"If he thought you were wrong, he would tell you, but it was never nasty and mean. I never saw him nasty and mean about anything. ...He was the kind of person that people were not afraid to talk to." Former WWU president Jerry Flora
Bellingham Mayor Dan Pike called Barney "a giant." (Bellingham Herald)
Barney Goltz (quiet, smart, witty, humble, honest and a champion of the democratic process, and higher education) particularly promoted the virtues of free speech. Barney valued everyone's views so much that he left us with a true story he titled:"The Case of the Censored Newsletter" (WWU! As it was.pg. 497).
Barney recalls when Western's President Bunke tried to stop the university newsletter from printing political cartoons that featured Bunke. The institutional newsletter was edited by James Mulligan. Barney was Mulligan's boss.
President Bunke called Barney into a meeting and said, "Incidentally, I don't believe that the college newsletter should be a forum for criticism of the administration and I want the anti-administration pieces and cartoons to be stopped immediately."
"Like tomorrow's issue?" Barney asked.
So Barney told James Mulligan to cut the cartoon, all at the last minute.
The next day, in the empty space, Mulligan printed:
"Due to a Presidential directive that no critical material may appear in future editions of this newsletter, this piece has been withdrawn."

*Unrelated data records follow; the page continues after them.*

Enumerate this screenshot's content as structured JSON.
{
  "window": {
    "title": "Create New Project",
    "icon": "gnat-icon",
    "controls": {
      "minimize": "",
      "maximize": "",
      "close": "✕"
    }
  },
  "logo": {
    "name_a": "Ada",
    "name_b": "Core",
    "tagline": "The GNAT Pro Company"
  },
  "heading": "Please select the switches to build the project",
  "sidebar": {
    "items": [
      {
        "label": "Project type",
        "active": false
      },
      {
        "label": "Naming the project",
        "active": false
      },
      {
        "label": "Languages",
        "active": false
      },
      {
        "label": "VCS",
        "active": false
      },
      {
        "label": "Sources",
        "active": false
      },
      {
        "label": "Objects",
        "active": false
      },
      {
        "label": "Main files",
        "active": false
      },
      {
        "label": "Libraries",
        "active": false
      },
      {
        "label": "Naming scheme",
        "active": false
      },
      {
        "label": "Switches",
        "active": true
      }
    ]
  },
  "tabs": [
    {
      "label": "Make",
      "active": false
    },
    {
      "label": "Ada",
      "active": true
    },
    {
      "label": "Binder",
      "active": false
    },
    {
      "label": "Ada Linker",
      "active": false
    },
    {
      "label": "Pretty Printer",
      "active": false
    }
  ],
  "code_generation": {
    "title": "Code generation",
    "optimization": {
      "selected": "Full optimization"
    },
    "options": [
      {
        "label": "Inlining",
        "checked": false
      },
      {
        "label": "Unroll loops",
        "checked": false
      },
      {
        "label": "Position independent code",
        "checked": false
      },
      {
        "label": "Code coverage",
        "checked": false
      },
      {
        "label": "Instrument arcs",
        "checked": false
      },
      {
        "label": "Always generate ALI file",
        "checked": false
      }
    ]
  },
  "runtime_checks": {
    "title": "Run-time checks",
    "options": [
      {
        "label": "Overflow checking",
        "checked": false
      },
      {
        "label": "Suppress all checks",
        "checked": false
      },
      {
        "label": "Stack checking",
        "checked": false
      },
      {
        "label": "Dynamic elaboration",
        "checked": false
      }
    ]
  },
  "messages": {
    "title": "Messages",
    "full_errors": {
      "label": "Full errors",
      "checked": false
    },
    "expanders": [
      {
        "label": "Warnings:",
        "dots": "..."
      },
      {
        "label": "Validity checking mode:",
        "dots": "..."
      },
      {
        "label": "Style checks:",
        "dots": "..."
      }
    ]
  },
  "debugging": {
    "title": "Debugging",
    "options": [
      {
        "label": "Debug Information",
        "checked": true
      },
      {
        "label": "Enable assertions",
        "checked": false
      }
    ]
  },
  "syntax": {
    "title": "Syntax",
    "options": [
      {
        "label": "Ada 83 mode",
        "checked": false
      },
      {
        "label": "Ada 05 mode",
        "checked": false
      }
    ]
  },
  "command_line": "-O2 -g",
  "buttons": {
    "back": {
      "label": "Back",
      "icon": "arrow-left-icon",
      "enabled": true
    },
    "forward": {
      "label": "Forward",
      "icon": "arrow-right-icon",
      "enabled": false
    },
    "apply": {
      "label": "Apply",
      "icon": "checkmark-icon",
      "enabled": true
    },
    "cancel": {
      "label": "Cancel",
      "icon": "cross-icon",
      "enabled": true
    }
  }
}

President Bunke was furious and wanted Barney to fire Mulligan, but Barney reminded Western's president that only he could fire Mulligan. Bunke, of course, didn't wish to go that far.
Barney concludes, "The end result was that Jim Mulligan was not fired…and the newsletter continued to be published lacking any criticism of the administration.
Subsequently, however, a new faculty and staff newsletter appeared and is published regularly…and it once again contains letters and articles which represent a wide range of views and opinions. Freedom of the press reigns! "
“Freedom of the press reigns!” says Barney.
Freedom of the press reigns! I love that, and I love Barney and miss him so much.
Don't sell out, Bruce. Dedicate your life to the cause of publicly funded higher education. Like Barney did